Online commerce is also becoming more common among Colombians. Most retailers have websites available for shopping online, and various smartphone applications ease the grocery shopping experience. According to Euromonitor, food and beverages are among the products preferred by Colombian consumers when buying online. Recent tax reform led to a VAT increase from 16 percent to 19 percent that increased prices and affected Colombian consumer purchase decisions. As a consequence, consumers started looking for more affordable, good quality products, leaving room for private label options and hard discount stores.

Colombia’s leading retailers.
Source: USDA Gain Report

Looking Ahead
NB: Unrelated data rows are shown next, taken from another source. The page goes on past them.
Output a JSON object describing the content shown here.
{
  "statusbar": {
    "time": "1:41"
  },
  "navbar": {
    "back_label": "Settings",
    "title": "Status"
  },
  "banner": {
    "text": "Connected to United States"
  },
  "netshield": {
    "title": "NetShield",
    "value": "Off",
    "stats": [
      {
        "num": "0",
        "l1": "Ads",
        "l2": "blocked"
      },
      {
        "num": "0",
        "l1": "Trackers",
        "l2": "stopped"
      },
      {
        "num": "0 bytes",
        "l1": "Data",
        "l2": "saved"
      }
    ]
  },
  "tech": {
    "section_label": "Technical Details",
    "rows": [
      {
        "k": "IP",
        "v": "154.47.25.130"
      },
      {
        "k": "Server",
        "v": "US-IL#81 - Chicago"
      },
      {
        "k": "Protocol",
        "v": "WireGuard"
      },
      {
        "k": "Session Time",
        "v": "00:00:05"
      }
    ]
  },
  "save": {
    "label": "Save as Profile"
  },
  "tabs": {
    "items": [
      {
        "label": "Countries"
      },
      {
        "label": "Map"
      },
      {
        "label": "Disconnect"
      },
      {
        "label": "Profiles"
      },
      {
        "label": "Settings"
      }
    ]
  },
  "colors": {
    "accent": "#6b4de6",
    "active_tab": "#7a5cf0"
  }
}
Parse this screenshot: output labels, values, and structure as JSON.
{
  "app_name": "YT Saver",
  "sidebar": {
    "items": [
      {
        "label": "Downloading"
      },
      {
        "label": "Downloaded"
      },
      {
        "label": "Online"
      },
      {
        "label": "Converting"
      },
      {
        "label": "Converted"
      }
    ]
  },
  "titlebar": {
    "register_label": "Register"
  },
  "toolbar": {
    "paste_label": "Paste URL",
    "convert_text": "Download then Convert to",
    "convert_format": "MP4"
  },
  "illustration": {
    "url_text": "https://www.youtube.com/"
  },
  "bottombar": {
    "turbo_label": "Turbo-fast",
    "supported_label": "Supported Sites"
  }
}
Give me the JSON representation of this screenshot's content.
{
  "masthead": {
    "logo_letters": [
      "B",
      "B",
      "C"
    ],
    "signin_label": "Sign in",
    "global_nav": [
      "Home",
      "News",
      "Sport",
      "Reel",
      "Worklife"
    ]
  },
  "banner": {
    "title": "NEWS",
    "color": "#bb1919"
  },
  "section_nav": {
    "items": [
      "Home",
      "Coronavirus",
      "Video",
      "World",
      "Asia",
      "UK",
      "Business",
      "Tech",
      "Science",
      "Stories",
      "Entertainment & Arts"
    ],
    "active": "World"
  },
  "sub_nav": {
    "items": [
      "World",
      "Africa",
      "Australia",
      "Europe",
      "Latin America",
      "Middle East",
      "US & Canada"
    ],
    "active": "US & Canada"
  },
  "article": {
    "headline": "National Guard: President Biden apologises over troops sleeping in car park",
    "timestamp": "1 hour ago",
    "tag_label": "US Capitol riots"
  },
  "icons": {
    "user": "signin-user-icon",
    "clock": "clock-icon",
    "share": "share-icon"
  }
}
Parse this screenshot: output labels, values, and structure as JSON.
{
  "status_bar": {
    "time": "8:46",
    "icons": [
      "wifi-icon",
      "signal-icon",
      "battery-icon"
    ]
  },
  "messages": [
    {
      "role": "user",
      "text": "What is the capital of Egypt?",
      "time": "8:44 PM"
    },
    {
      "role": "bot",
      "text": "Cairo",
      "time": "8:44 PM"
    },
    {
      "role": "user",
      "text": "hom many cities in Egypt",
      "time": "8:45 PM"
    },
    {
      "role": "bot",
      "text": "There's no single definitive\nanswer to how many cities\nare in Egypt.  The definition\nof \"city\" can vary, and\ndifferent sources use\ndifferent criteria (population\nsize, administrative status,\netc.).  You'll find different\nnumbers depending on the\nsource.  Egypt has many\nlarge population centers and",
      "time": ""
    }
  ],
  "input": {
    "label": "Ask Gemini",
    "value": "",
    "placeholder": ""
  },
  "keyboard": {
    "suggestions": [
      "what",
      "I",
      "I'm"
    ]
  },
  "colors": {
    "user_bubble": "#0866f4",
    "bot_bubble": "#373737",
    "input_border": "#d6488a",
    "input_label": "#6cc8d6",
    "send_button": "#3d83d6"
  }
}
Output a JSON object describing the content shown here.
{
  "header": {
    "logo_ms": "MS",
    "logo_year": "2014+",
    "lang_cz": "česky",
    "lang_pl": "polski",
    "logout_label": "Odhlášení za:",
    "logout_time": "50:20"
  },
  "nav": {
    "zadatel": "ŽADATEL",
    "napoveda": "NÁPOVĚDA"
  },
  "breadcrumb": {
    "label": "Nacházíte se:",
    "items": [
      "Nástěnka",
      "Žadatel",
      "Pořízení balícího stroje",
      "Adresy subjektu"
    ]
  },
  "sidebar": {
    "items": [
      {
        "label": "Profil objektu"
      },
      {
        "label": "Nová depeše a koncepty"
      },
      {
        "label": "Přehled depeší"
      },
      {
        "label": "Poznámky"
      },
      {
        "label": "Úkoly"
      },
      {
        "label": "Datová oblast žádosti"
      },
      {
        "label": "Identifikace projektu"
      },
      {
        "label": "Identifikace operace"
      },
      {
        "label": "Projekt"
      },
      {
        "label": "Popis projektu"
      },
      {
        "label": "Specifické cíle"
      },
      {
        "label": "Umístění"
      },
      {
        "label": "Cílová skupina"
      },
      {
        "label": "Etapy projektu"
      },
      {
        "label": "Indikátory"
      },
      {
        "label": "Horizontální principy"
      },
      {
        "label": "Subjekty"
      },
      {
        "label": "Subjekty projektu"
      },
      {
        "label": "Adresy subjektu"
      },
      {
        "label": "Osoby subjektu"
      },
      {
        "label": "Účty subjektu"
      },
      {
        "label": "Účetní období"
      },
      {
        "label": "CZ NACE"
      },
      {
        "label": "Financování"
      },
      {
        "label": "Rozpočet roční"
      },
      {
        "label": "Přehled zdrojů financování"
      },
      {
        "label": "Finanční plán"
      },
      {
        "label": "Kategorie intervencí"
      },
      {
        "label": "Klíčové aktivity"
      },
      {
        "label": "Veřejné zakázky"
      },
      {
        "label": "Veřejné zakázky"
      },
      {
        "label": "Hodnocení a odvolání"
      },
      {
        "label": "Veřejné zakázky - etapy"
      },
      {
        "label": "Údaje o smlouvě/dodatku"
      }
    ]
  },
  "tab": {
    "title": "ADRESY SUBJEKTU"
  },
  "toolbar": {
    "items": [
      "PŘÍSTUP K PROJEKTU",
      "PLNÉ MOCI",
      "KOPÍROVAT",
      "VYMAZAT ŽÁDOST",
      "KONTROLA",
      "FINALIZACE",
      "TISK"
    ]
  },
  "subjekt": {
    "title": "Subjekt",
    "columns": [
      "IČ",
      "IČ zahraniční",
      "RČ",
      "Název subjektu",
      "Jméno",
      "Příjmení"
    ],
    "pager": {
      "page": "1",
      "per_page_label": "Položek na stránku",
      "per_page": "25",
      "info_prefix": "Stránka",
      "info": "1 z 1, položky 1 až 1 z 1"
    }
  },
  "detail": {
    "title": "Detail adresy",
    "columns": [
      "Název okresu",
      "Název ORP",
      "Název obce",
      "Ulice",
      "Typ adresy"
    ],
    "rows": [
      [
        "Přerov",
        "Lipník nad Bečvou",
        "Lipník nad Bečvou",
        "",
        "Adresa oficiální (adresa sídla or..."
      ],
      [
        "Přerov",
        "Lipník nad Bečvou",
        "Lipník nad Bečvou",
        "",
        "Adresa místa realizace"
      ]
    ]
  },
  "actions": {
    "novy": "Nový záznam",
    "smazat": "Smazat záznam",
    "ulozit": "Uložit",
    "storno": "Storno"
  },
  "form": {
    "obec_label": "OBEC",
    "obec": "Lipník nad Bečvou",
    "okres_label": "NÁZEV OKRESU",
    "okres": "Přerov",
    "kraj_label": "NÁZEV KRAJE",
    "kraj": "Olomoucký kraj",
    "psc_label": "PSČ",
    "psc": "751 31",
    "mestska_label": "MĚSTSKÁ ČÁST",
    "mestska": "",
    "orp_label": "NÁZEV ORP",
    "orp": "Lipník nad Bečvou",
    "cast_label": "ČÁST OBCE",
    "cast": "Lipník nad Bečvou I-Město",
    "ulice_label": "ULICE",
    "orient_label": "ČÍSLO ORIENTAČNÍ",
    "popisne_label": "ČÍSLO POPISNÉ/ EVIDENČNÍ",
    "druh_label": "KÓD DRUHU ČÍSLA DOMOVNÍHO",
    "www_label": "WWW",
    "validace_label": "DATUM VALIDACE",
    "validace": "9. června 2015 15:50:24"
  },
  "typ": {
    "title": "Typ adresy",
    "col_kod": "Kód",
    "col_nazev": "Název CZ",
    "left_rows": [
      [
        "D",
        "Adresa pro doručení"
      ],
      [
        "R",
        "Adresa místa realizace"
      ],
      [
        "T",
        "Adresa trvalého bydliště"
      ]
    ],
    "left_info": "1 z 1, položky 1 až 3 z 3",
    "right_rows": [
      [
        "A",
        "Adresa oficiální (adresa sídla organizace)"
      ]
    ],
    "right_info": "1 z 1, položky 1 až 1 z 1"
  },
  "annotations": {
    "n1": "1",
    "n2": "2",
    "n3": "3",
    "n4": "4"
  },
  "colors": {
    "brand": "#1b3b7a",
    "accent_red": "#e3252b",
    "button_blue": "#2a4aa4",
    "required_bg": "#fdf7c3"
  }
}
In 2012, the United States and Columbia entered into a free trade agreement (FTA) that removed tariffs on all pork products, with the exception of hog guts, bladders, and stomachs, by 2016. By 2021 the tariff on hog guts, bladders, and stomachs will also be removed. While the FTA with Colombia has increased U.S. exports overall, there is still an opportunity for increased consumption of pork across the country. In response to this, and through an $80,000 NPB investment in 2018, the National Pork Board and Colombia Association of Pork Producers (CAPP) have reached an agreement to partner on increasing consumer consumption of all pork in the Colombian market. By not focusing solely on increasing the marketing of U.S. pork, but of all pork, NPB and CAPP believe that this will return a high rate of investment to both Colombian and United States pork producers in the long-term.

Colombian Gross Domestic Product (GDP) grew at 1.8 percent in 2017, slower than previous year growth rates, but still higher than other Latin American economies. Millions of Colombians have moved out of poverty and into the low and middle-income classes. These income adjustments have resulted in more household disposable income and changes in eating patterns, such as shifting diets from primarily vegetables to include more animal proteins. In August 2018, U.S. pork and pork variety meat exports to Colombia reached 127 million pounds (up 45 percent) and were valued at $131.7 million (up 41 percent) year-to-date. The dramatic changes seen in Colombia’s food industry sector coupled with food manufacturers desperately seeking a variety of high-quality raw materials to adapt to changing consumer tastes and preferences leaves U.S. pork well positioned for continued growth in the Colombian market.